Far be it from me to challenge the 2001 economics Nobel prize winner, but sometimes, indeed, quite often, markets decouple from the economic fundamentals.

I can show you many eras in history when the economy was awful, and nonetheless markets rallied strongly.

There have also been times when earnings did not matter, and profitability was irrelevant. There are times when animal spirits run the show, when irrational exuberance was in charge.

Such is the result of giving two million primates lots of money and keyboards and a belief they can make a living based on numbers and letters moving around — on a screen, in a futures pit, on an exchange floor, or even under a buttonwood tree.

Most mainstream economists — with notable exceptions like John Maynard Keynes, Richard Thaler, and Robert Shiller — have traditionally paid little attention to this reality. To a trader or investor, rationality matters far less than what the tape was doing.
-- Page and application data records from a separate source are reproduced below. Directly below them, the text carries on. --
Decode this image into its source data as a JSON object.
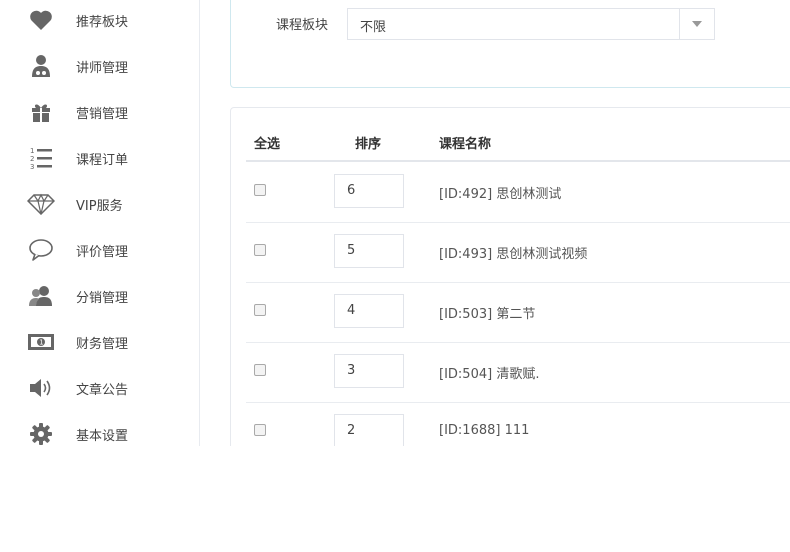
{
  "sidebar": {
    "items": [
      {
        "label": "推荐板块",
        "icon": "heart-icon"
      },
      {
        "label": "讲师管理",
        "icon": "lecturer-icon"
      },
      {
        "label": "营销管理",
        "icon": "gift-icon"
      },
      {
        "label": "课程订单",
        "icon": "ordered-list-icon"
      },
      {
        "label": "VIP服务",
        "icon": "diamond-icon"
      },
      {
        "label": "评价管理",
        "icon": "comment-bubble-icon"
      },
      {
        "label": "分销管理",
        "icon": "users-icon"
      },
      {
        "label": "财务管理",
        "icon": "money-icon"
      },
      {
        "label": "文章公告",
        "icon": "speaker-icon"
      },
      {
        "label": "基本设置",
        "icon": "gear-icon"
      }
    ]
  },
  "filter": {
    "label": "课程板块",
    "select_value": "不限",
    "truncated_label": "V"
  },
  "table": {
    "columns": {
      "select_all": "全选",
      "sort": "排序",
      "course_name": "课程名称"
    },
    "rows": [
      {
        "sort": "6",
        "name": "[ID:492] 思创林测试"
      },
      {
        "sort": "5",
        "name": "[ID:493] 思创林测试视频"
      },
      {
        "sort": "4",
        "name": "[ID:503] 第二节"
      },
      {
        "sort": "3",
        "name": "[ID:504] 清歌赋."
      },
      {
        "sort": "2",
        "name": "[ID:1688] 111"
      }
    ]
  },
  "colors": {
    "icon": "#666666",
    "accent_border": "#cfe8ef"
  }
}
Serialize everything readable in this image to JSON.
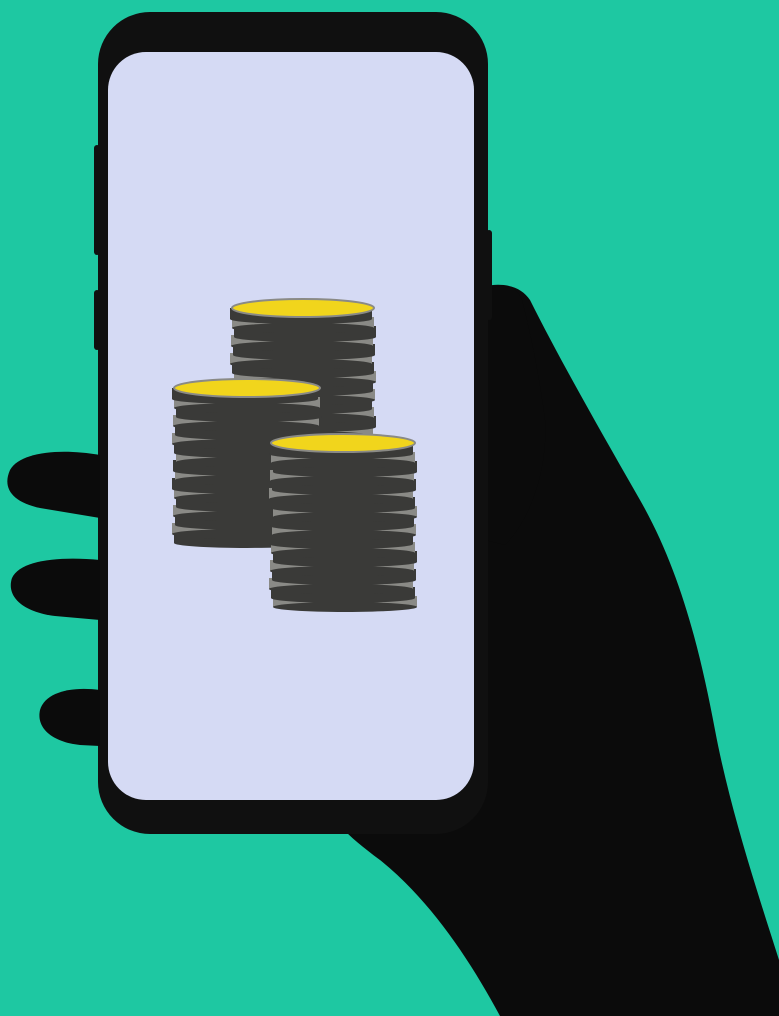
{
  "scene": {
    "description_icons": [
      "hand-icon",
      "smartphone-icon",
      "coin-stack-icon"
    ],
    "colors": {
      "background": "#1ec8a2",
      "hand": "#0b0b0b",
      "phone_body": "#101010",
      "screen": "#d5daf4",
      "coin_top": "#f1d51c",
      "coin_side": "#8a8a86",
      "coin_dark": "#3a3a38",
      "coin_light": "#c9c9c4"
    }
  }
}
Indeed, prices matter a great deal more to traders than theories or annoying things like “Objective Reality." To a trader, prices ARE the objective reality; to them economic theorists are peripheral players trying to rationalize reality.

I believe you can describe and explain what the market is doing, but in doing so, we must acknowledge Keynes' terribly accurate observation that “Markets can stay irrational far longer than you can stay solvent.”

I’ll have more on this later in the week . . .

Friday, October 2, 2009


Congratulations Chicagoans! You escaped a financial catastrophe of Olympic proportions. Now if you could just get rid of Daley, Stroger, and Durbin. Good luck with that!

We've got lots of cheap real estate over here in Michigan. Come on over! And bring the poppy seed hot dog buns.

Chemical Castration for Pedophiles in Poland

Roman Polanski maintains citizenship in two countries. One of them is Poland. Let's send him there for justice.

Poland okays forcible castration for pedophiles

Fri Sep 25, 2009 12:45pm EDT

WARSAW (Reuters) - Poland on Friday approved a law making chemical castration mandatory for pedophiles in some cases, sparking criticism from human rights groups.

Under the law, sponsored by Poland's center-right government, pedophiles convicted of raping children under the age of 15 years or a close relative would have to undergo chemical therapy on their release from prison.

"The purpose of this action is to improve the mental health of the convict, to lower his libido and thereby to reduce the risk of another crime being committed by the same person," the government said in a statement.

Prime Minister Donald Tusk said late last year he wanted obligatory castration for pedophiles, whom he branded 'degenerates'. Tusk said he did not believe "one can use the term 'human' for such individuals, such creatures."

Read the full story here.